» Exercise directions: Make an exact copy of the data below, leaving out every picture.

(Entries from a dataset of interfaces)

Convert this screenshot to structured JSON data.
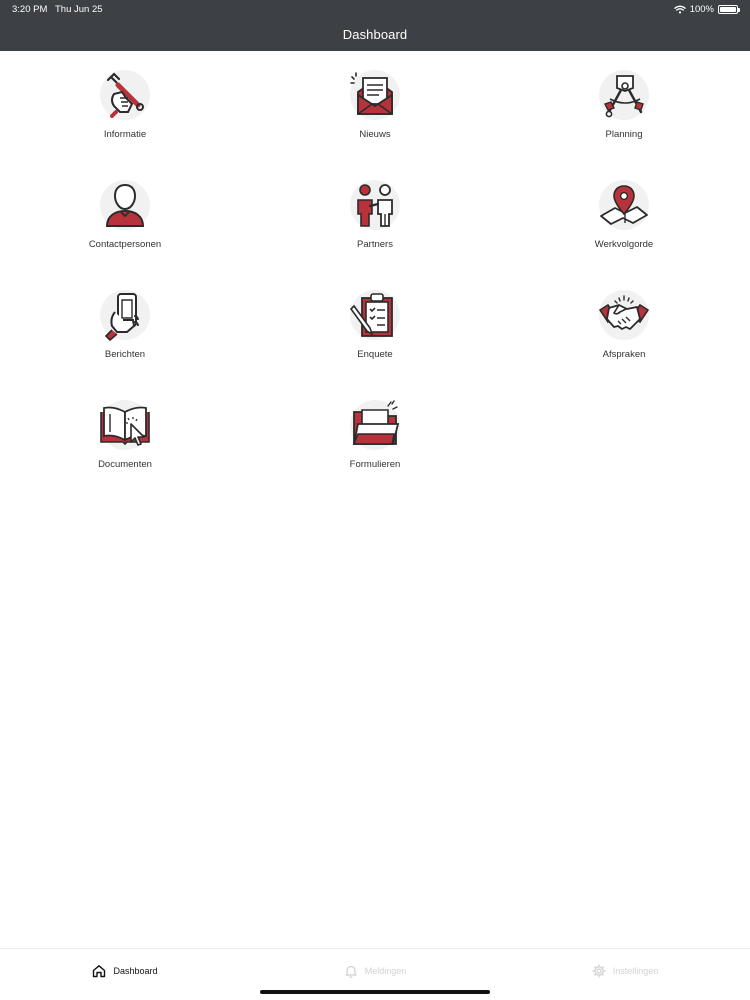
{
  "status_bar": {
    "time": "3:20 PM",
    "date": "Thu Jun 25",
    "battery": "100%"
  },
  "header": {
    "title": "Dashboard"
  },
  "tiles": [
    {
      "label": "Informatie",
      "icon": "wrench-hand-icon"
    },
    {
      "label": "Nieuws",
      "icon": "newsletter-envelope-icon"
    },
    {
      "label": "Planning",
      "icon": "compass-drawing-icon"
    },
    {
      "label": "Contactpersonen",
      "icon": "person-icon"
    },
    {
      "label": "Partners",
      "icon": "partners-icon"
    },
    {
      "label": "Werkvolgorde",
      "icon": "map-pin-icon"
    },
    {
      "label": "Berichten",
      "icon": "phone-hand-icon"
    },
    {
      "label": "Enquete",
      "icon": "clipboard-checklist-icon"
    },
    {
      "label": "Afspraken",
      "icon": "handshake-icon"
    },
    {
      "label": "Documenten",
      "icon": "book-cursor-icon"
    },
    {
      "label": "Formulieren",
      "icon": "folder-icon"
    }
  ],
  "tabbar": {
    "dashboard": "Dashboard",
    "notifications": "Meldingen",
    "settings": "Instellingen"
  },
  "colors": {
    "header_bg": "#3d4045",
    "accent": "#b7323a",
    "icon_stroke": "#2b2b2b",
    "inactive_tab": "#d2d2d2"
  }
}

» Solution to this problem:
Convert this screenshot to structured JSON data.
{
  "status_bar": {
    "time": "3:20 PM",
    "date": "Thu Jun 25",
    "battery": "100%"
  },
  "header": {
    "title": "Dashboard"
  },
  "tiles": [
    {
      "label": "Informatie",
      "icon": "wrench-hand-icon"
    },
    {
      "label": "Nieuws",
      "icon": "newsletter-envelope-icon"
    },
    {
      "label": "Planning",
      "icon": "compass-drawing-icon"
    },
    {
      "label": "Contactpersonen",
      "icon": "person-icon"
    },
    {
      "label": "Partners",
      "icon": "partners-icon"
    },
    {
      "label": "Werkvolgorde",
      "icon": "map-pin-icon"
    },
    {
      "label": "Berichten",
      "icon": "phone-hand-icon"
    },
    {
      "label": "Enquete",
      "icon": "clipboard-checklist-icon"
    },
    {
      "label": "Afspraken",
      "icon": "handshake-icon"
    },
    {
      "label": "Documenten",
      "icon": "book-cursor-icon"
    },
    {
      "label": "Formulieren",
      "icon": "folder-icon"
    }
  ],
  "tabbar": {
    "dashboard": "Dashboard",
    "notifications": "Meldingen",
    "settings": "Instellingen"
  },
  "colors": {
    "header_bg": "#3d4045",
    "accent": "#b7323a",
    "icon_stroke": "#2b2b2b",
    "inactive_tab": "#d2d2d2"
  }
}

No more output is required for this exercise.